Fortress aims to increase its team in Singapore to about 25 people from 20 by the end of the year, Thomas Kang, president of Fortress Asia, said in April. The firm closed its Hong Kong office at the end of 2008.
“Being in the time zone is something which is recognized as being beneficial,” said Rainsford of Man Investments, a unit of Man Group Plc, the world’s biggest publicly traded hedge fund. “In the years gone by, hedge funds would have tried to capture those opportunities by running a night desk or night trading operations.”
GLG Partners Inc., which Man acquired in October, obtained its Hong Kong trading license in December and moved Andrew Thatcher to the city from London to develop its Asian business.
The Asia-Pacific region overtook North America last year as the world’s biggest derivatives market amid increasing demand for futures and options contracts in the region’s fast-growing economies, according to data from the Washington-based Futures Industry Association.
China is encouraging greater use of the yuan for international trade and investment to reduce reliance on dollars. Billionaire Li Ka-shing’s real estate investment trust raised 10.5 billion yuan ($1.6 billion) in April in Hong Kong’s first stock sale in the Chinese currency.
Algebris’s global financials hedge fund, which invests in the equity, debt and derivatives of financial and real estate companies, has been increasing its Asia holdings, said Vatchkov.
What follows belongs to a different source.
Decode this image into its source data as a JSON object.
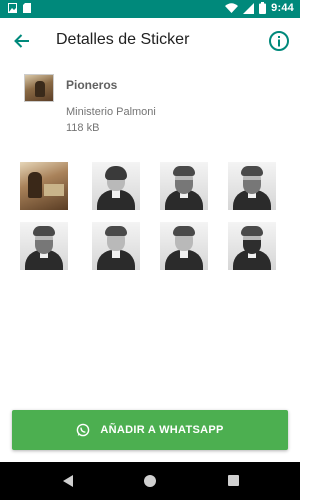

Algebris manages $1.3 billion.
“The importance of the region to global growth has increased and the resilience of the region after the financial crisis has been proven,” he said. “People should be less skittish about staying in the region now; as far as I’m concerned, I’m certainly staying.”